- **WHAT TO DO**
When you repeat the entries below, please keep them exact and leave out the pictures.

[Records from a collection]

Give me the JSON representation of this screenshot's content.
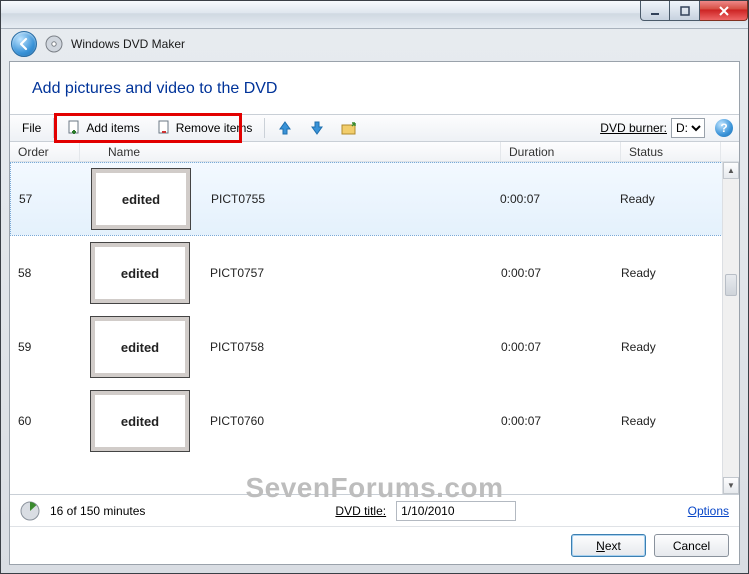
{
  "app": {
    "title": "Windows DVD Maker"
  },
  "heading": "Add pictures and video to the DVD",
  "toolbar": {
    "file_label": "File",
    "add_label": "Add items",
    "remove_label": "Remove items",
    "burner_label": "DVD burner:",
    "burner_value": "D:"
  },
  "columns": {
    "order": "Order",
    "name": "Name",
    "duration": "Duration",
    "status": "Status"
  },
  "thumb_label": "edited",
  "rows": [
    {
      "order": "57",
      "name": "PICT0755",
      "duration": "0:00:07",
      "status": "Ready",
      "selected": true
    },
    {
      "order": "58",
      "name": "PICT0757",
      "duration": "0:00:07",
      "status": "Ready",
      "selected": false
    },
    {
      "order": "59",
      "name": "PICT0758",
      "duration": "0:00:07",
      "status": "Ready",
      "selected": false
    },
    {
      "order": "60",
      "name": "PICT0760",
      "duration": "0:00:07",
      "status": "Ready",
      "selected": false
    }
  ],
  "footer": {
    "minutes_text": "16 of 150 minutes",
    "dvd_title_label": "DVD title:",
    "dvd_title_value": "1/10/2010",
    "options_label": "Options"
  },
  "buttons": {
    "next": "Next",
    "cancel": "Cancel"
  },
  "watermark": "SevenForums.com",
  "help_glyph": "?"
}
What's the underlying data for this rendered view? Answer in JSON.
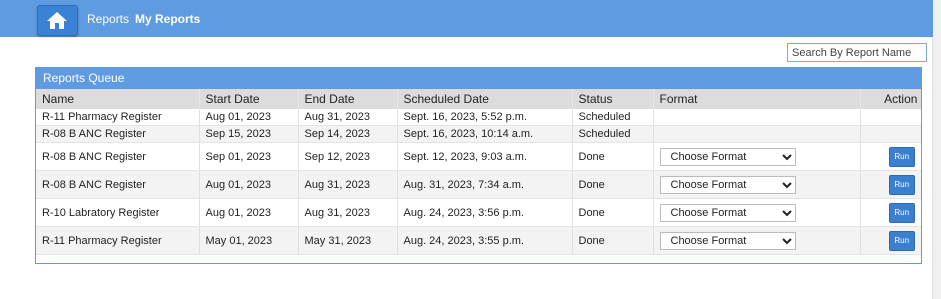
{
  "nav": {
    "reports_label": "Reports",
    "myreports_label": "My Reports"
  },
  "search": {
    "placeholder": "Search By Report Name"
  },
  "panel": {
    "title": "Reports Queue"
  },
  "columns": [
    "Name",
    "Start Date",
    "End Date",
    "Scheduled Date",
    "Status",
    "Format",
    "Action"
  ],
  "rows": [
    {
      "name": "R-11 Pharmacy Register",
      "start": "Aug 01, 2023",
      "end": "Aug 31, 2023",
      "scheduled": "Sept. 16, 2023, 5:52 p.m.",
      "status": "Scheduled"
    },
    {
      "name": "R-08 B ANC Register",
      "start": "Sep 15, 2023",
      "end": "Sep 14, 2023",
      "scheduled": "Sept. 16, 2023, 10:14 a.m.",
      "status": "Scheduled"
    },
    {
      "name": "R-08 B ANC Register",
      "start": "Sep 01, 2023",
      "end": "Sep 12, 2023",
      "scheduled": "Sept. 12, 2023, 9:03 a.m.",
      "status": "Done",
      "format": "Choose Format",
      "action": "Run"
    },
    {
      "name": "R-08 B ANC Register",
      "start": "Aug 01, 2023",
      "end": "Aug 31, 2023",
      "scheduled": "Aug. 31, 2023, 7:34 a.m.",
      "status": "Done",
      "format": "Choose Format",
      "action": "Run"
    },
    {
      "name": "R-10 Labratory Register",
      "start": "Aug 01, 2023",
      "end": "Aug 31, 2023",
      "scheduled": "Aug. 24, 2023, 3:56 p.m.",
      "status": "Done",
      "format": "Choose Format",
      "action": "Run"
    },
    {
      "name": "R-11 Pharmacy Register",
      "start": "May 01, 2023",
      "end": "May 31, 2023",
      "scheduled": "Aug. 24, 2023, 3:55 p.m.",
      "status": "Done",
      "format": "Choose Format",
      "action": "Run"
    }
  ],
  "colors": {
    "topbar": "#5f9be0",
    "home_button": "#3a82d6",
    "run_button": "#3a7fd0",
    "header_row": "#dcdcdc"
  },
  "icons": {
    "home": "home-icon",
    "dropdown": "chevron-down-icon"
  }
}
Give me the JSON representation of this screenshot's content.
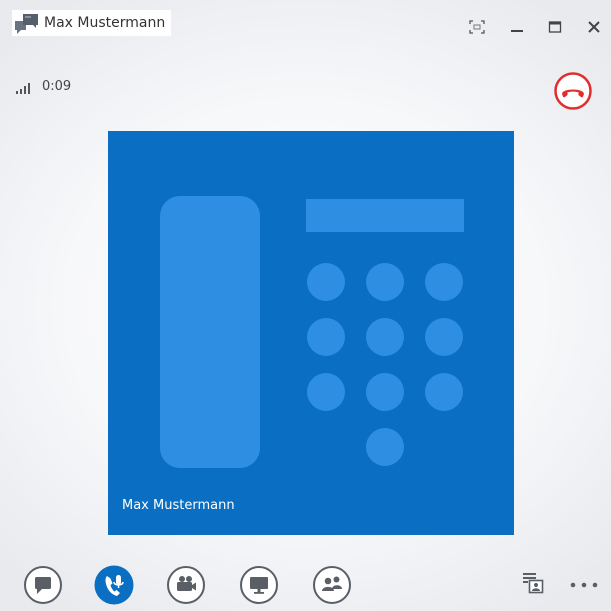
{
  "window": {
    "title": "Max Mustermann",
    "buttons": [
      "fullscreen-icon",
      "minimize-icon",
      "maximize-icon",
      "close-icon"
    ]
  },
  "call": {
    "duration": "0:09",
    "participant_name": "Max Mustermann"
  },
  "toolbar": {
    "items": [
      "chat-icon",
      "microphone-phone-icon",
      "video-camera-icon",
      "screen-share-icon",
      "participants-icon"
    ]
  },
  "colors": {
    "video_background": "#0a6fc2",
    "art_light": "#2e8fe2",
    "accent": "#0a6fc2",
    "hangup": "#e22d2d"
  }
}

- **ANSWER FOR THE TASK**
Give me the JSON representation of this screenshot's content.
{
  "app": {
    "title": "Windows DVD Maker"
  },
  "heading": "Add pictures and video to the DVD",
  "toolbar": {
    "file_label": "File",
    "add_label": "Add items",
    "remove_label": "Remove items",
    "burner_label": "DVD burner:",
    "burner_value": "D:"
  },
  "columns": {
    "order": "Order",
    "name": "Name",
    "duration": "Duration",
    "status": "Status"
  },
  "thumb_label": "edited",
  "rows": [
    {
      "order": "57",
      "name": "PICT0755",
      "duration": "0:00:07",
      "status": "Ready",
      "selected": true
    },
    {
      "order": "58",
      "name": "PICT0757",
      "duration": "0:00:07",
      "status": "Ready",
      "selected": false
    },
    {
      "order": "59",
      "name": "PICT0758",
      "duration": "0:00:07",
      "status": "Ready",
      "selected": false
    },
    {
      "order": "60",
      "name": "PICT0760",
      "duration": "0:00:07",
      "status": "Ready",
      "selected": false
    }
  ],
  "footer": {
    "minutes_text": "16 of 150 minutes",
    "dvd_title_label": "DVD title:",
    "dvd_title_value": "1/10/2010",
    "options_label": "Options"
  },
  "buttons": {
    "next": "Next",
    "cancel": "Cancel"
  },
  "watermark": "SevenForums.com",
  "help_glyph": "?"
}
What's the underlying data for this rendered view? Answer in JSON.
{
  "nav": {
    "reports_label": "Reports",
    "myreports_label": "My Reports"
  },
  "search": {
    "placeholder": "Search By Report Name"
  },
  "panel": {
    "title": "Reports Queue"
  },
  "columns": [
    "Name",
    "Start Date",
    "End Date",
    "Scheduled Date",
    "Status",
    "Format",
    "Action"
  ],
  "rows": [
    {
      "name": "R-11 Pharmacy Register",
      "start": "Aug 01, 2023",
      "end": "Aug 31, 2023",
      "scheduled": "Sept. 16, 2023, 5:52 p.m.",
      "status": "Scheduled"
    },
    {
      "name": "R-08 B ANC Register",
      "start": "Sep 15, 2023",
      "end": "Sep 14, 2023",
      "scheduled": "Sept. 16, 2023, 10:14 a.m.",
      "status": "Scheduled"
    },
    {
      "name": "R-08 B ANC Register",
      "start": "Sep 01, 2023",
      "end": "Sep 12, 2023",
      "scheduled": "Sept. 12, 2023, 9:03 a.m.",
      "status": "Done",
      "format": "Choose Format",
      "action": "Run"
    },
    {
      "name": "R-08 B ANC Register",
      "start": "Aug 01, 2023",
      "end": "Aug 31, 2023",
      "scheduled": "Aug. 31, 2023, 7:34 a.m.",
      "status": "Done",
      "format": "Choose Format",
      "action": "Run"
    },
    {
      "name": "R-10 Labratory Register",
      "start": "Aug 01, 2023",
      "end": "Aug 31, 2023",
      "scheduled": "Aug. 24, 2023, 3:56 p.m.",
      "status": "Done",
      "format": "Choose Format",
      "action": "Run"
    },
    {
      "name": "R-11 Pharmacy Register",
      "start": "May 01, 2023",
      "end": "May 31, 2023",
      "scheduled": "Aug. 24, 2023, 3:55 p.m.",
      "status": "Done",
      "format": "Choose Format",
      "action": "Run"
    }
  ],
  "colors": {
    "topbar": "#5f9be0",
    "home_button": "#3a82d6",
    "run_button": "#3a7fd0",
    "header_row": "#dcdcdc"
  },
  "icons": {
    "home": "home-icon",
    "dropdown": "chevron-down-icon"
  }
}
Give me the JSON representation of this screenshot's content.
{
  "window": {
    "title": "Max Mustermann",
    "buttons": [
      "fullscreen-icon",
      "minimize-icon",
      "maximize-icon",
      "close-icon"
    ]
  },
  "call": {
    "duration": "0:09",
    "participant_name": "Max Mustermann"
  },
  "toolbar": {
    "items": [
      "chat-icon",
      "microphone-phone-icon",
      "video-camera-icon",
      "screen-share-icon",
      "participants-icon"
    ]
  },
  "colors": {
    "video_background": "#0a6fc2",
    "art_light": "#2e8fe2",
    "accent": "#0a6fc2",
    "hangup": "#e22d2d"
  }
}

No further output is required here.